My poetry teacher hated clunker endings.
Poems that had no way to go.
The idea that petered out, or lost its way.
He’d draw his lips up over his teeth,
Grimacing at anthologies that dared include
A piece that couldn’t stick the landing.
To ensure we’d never create such folly
He made us read the offending piece aloud.
That way we could all feel it on our tongues like eggshell in the omelette.
“See?” He’d say, a little disbelieving spittle on his lips.
We’d nod, even if we weren’t sure we did.
This was for our benefit.
We’d write better if we bit uncomfortably down on another author’s struggle.
All I can say, years into the practice,
Is with as many eggshells I’ve thrown into my omelettes
It’s a wonder my readers have teeth.
I finally collected all my work on this blog into a single document. Just collected – haven’t started culling/critiquing/editing yet.

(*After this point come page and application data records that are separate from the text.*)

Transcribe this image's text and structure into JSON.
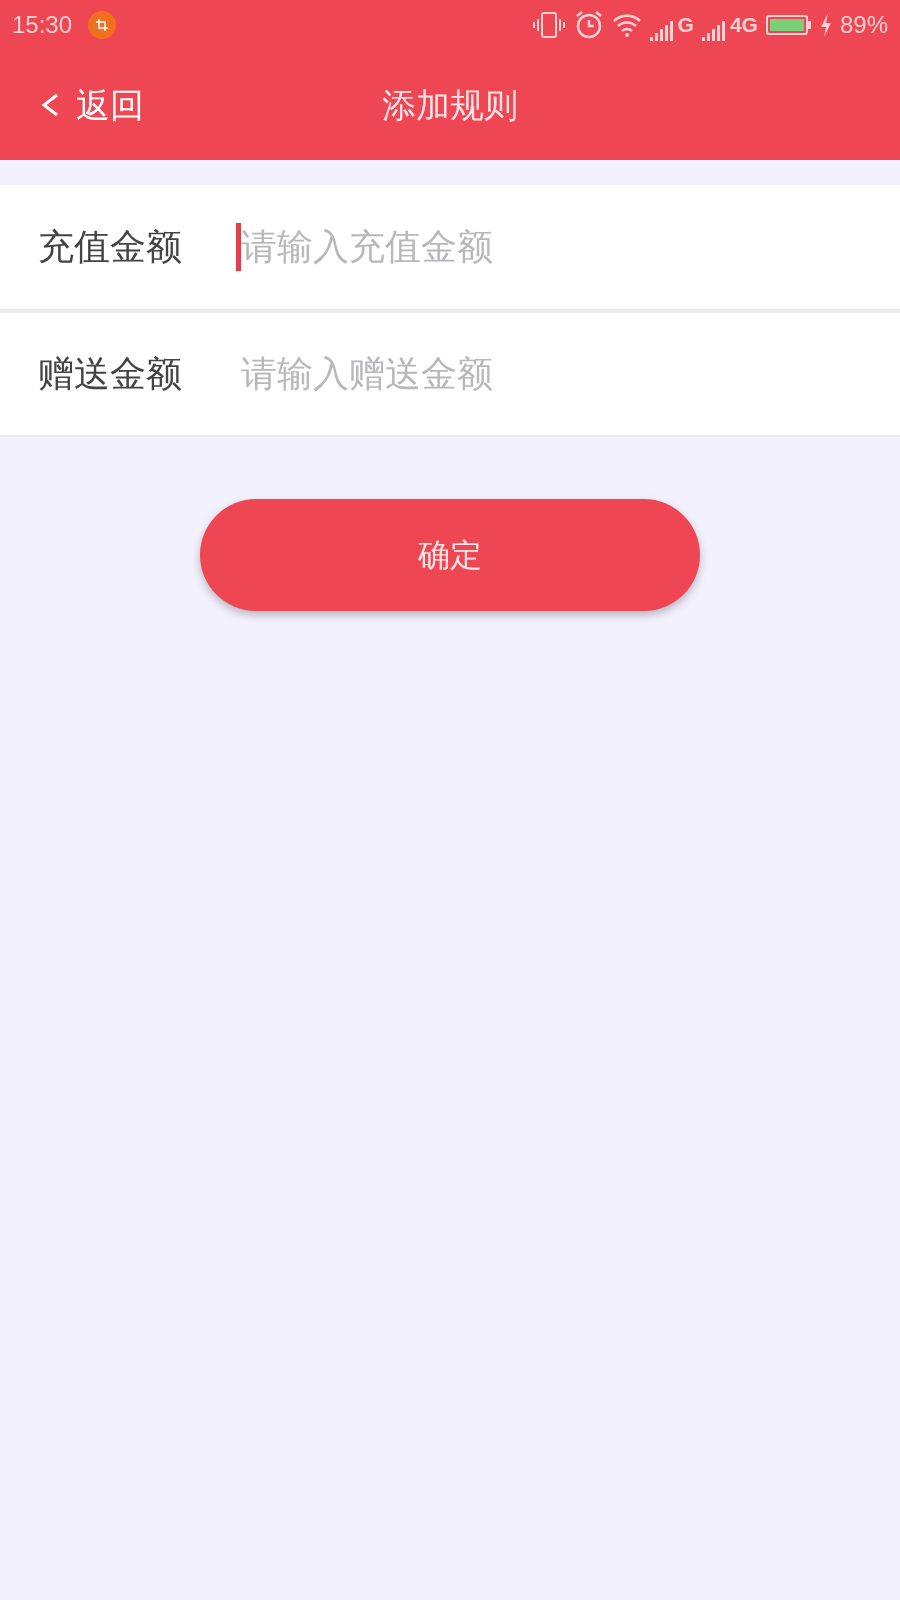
{
  "status_bar": {
    "time": "15:30",
    "network_1": "G",
    "network_2": "4G",
    "battery": "89%"
  },
  "header": {
    "back": "返回",
    "title": "添加规则"
  },
  "fields": [
    {
      "label": "充值金额",
      "placeholder": "请输入充值金额",
      "focused": true
    },
    {
      "label": "赠送金额",
      "placeholder": "请输入赠送金额",
      "focused": false
    }
  ],
  "confirm_button": "确定"
}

On first pass, the quick and repetitive copy/paste (I tried downloading my blog per WordPress’ instructions, but the result had all the code intact and was a mess to read) one of the things that struck me was how many odd last lines I seem to have. Much to my poetry teacher’s probable dismay, I’ve become a poet who doesn’t always know how to stick the landing.
I get these ideas – usually a a line or a couple of lines. Not enough to be a poem, so I write around them. I build out. I don’t dwell too long on it. And then I put it here if it makes sense and seems to achieve what I want.
I’m terrified to go back through all my earlier years – the melodrama and the trying so hard to capture an elusive idea. So many clunky endings where I just tossed up my hands and put a rough weld on the edge of something so that I would have *something* to show. Then again, I’m excited to revisit ideas and see if I can get a better grasp on what I meant to convey.
We shall see.